- [Data supplied]
--

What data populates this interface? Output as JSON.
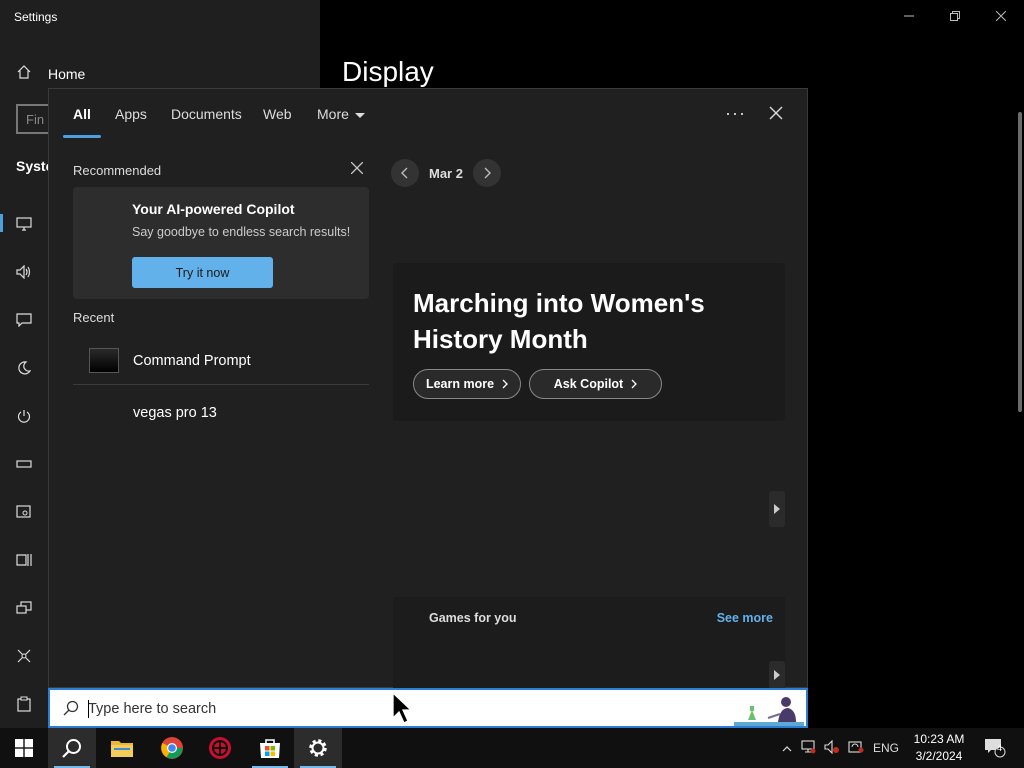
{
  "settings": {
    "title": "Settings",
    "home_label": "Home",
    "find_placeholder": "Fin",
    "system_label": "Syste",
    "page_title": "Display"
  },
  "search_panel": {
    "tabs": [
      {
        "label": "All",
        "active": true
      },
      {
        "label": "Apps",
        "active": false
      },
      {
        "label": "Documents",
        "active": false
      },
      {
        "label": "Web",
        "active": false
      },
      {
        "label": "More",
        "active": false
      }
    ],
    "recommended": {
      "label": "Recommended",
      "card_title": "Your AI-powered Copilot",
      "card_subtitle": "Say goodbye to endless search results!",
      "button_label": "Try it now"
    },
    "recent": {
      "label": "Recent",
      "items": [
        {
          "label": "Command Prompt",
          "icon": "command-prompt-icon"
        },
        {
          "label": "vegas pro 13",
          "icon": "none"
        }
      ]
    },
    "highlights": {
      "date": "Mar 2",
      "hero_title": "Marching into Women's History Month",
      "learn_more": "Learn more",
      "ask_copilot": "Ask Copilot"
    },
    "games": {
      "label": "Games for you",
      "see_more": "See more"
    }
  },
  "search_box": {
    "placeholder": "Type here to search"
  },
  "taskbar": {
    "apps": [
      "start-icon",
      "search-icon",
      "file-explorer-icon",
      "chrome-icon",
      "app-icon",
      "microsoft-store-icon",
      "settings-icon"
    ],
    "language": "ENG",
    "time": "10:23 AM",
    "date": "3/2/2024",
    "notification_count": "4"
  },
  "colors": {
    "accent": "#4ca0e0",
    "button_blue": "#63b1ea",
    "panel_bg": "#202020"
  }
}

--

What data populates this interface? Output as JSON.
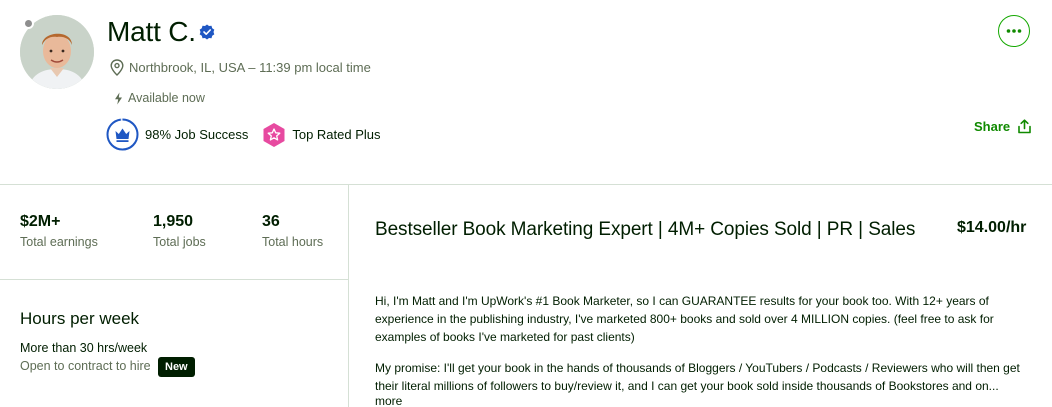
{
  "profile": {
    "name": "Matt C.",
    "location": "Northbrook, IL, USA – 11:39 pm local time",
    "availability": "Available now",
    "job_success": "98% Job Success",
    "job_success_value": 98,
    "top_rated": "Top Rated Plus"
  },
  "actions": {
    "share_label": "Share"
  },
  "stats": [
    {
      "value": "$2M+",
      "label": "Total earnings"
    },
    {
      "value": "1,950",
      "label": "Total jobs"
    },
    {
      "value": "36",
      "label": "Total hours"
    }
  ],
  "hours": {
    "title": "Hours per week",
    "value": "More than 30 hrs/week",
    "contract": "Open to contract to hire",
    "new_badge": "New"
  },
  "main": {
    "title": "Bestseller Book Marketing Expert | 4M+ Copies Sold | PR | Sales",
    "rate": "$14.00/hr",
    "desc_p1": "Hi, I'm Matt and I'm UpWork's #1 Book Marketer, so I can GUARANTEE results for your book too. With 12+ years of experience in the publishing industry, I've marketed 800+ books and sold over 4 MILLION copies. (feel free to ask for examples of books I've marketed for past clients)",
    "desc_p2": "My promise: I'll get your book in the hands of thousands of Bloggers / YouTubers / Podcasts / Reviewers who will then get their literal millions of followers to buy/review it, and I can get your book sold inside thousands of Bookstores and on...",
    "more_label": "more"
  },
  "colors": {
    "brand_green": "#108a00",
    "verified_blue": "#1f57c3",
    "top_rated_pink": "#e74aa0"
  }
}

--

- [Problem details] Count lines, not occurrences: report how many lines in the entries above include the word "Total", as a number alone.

- [The answer] 3